Simon Peter answered, “You are the Messiah, the Son of the living God!” Matthew 16:16
As stated in its “About” page, the Christian Lawyer Directory “Provide[s] a platform for lawyers to declare their faith and Savior in the public domain.” Let’s examine this purpose, using the Apostle Peter as our exemplar.
One day, Jesus asked his disciples, “Who do people say that the Son of Man is?” Their answers seemed to be largely ignored by Jesus, who immediately shifted his focus away from the crowds and to his disciples.
“But what about you?” he asked. “Who do you say I am?” Matthew 16:15.
Peter’s answer (listed above) pleased Jesus, and rightly so. The truth of Jesus being “the Messiah, the Son of the living God” was the rock upon which the church would be built, a foundation that would allow it to withstand even the forces of Hades.
“Who is Jesus?” is a profound question with eternal implications. Former atheist C.S. Lewis’ analysis of the question bears repeating.
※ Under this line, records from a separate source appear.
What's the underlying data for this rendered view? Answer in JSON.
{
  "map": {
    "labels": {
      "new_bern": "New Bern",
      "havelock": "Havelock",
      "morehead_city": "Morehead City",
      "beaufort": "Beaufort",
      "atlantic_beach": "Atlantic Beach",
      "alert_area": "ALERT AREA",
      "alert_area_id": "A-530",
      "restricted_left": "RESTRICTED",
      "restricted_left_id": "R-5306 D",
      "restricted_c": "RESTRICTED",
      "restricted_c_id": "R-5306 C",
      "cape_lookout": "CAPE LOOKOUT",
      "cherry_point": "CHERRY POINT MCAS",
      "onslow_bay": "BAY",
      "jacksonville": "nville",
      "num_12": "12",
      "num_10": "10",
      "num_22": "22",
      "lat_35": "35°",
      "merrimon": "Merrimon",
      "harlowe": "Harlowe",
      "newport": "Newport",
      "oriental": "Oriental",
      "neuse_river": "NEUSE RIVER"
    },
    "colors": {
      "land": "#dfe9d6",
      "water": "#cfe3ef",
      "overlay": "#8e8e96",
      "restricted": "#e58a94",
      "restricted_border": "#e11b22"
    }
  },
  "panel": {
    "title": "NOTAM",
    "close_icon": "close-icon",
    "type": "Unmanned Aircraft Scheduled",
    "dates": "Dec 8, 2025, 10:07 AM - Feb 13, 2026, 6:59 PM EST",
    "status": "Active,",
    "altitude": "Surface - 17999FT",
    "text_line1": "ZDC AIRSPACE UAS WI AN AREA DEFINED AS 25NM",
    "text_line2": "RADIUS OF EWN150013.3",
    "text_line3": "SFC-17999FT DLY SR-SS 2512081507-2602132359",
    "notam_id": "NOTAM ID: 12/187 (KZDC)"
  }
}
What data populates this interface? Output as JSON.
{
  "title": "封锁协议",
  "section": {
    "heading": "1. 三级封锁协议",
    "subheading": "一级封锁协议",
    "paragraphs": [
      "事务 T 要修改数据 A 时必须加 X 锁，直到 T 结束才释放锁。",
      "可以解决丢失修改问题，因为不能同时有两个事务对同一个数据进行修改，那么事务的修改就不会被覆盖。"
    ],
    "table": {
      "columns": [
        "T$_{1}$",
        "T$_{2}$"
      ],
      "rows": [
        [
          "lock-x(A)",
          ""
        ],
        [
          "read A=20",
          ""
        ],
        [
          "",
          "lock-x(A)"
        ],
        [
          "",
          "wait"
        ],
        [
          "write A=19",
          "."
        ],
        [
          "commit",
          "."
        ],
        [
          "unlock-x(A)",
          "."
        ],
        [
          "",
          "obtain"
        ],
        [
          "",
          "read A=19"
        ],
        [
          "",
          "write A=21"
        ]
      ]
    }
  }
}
“I am trying here to prevent anyone saying the really foolish thing that people often say about Him: I’m ready to accept Jesus as a great moral teacher, but I don’t accept his claim to be God. That is the one thing we must not say. A man who was merely a man and said the sort of things Jesus said would not be a great moral teacher. He would either be a lunatic — on the level with the man who says he is a poached egg — or else he would be the Devil of Hell. You must make your choice. Either this man was, and is, the Son of God, or else a madman or something worse. You can shut him up for a fool, you can spit at him and kill him as a demon or you can fall at his feet and call him Lord and God, but let us not come with any patronizing nonsense about his being a great human teacher. He has not left that open to us. He did not intend to.” C.S. Lewis, Mere Christianity (1952)
“Who is Jesus?” is a great start to a gospel-centered dialogue. But recognize that Jesus’ question was even more probing. “But what about you? Who do you say I am?” His question begs not just for a mental conclusion, but also for a public profession thereof. Jesus wants us to resemble the Apostle Peter – by concluding and professing Jesus’ divinity.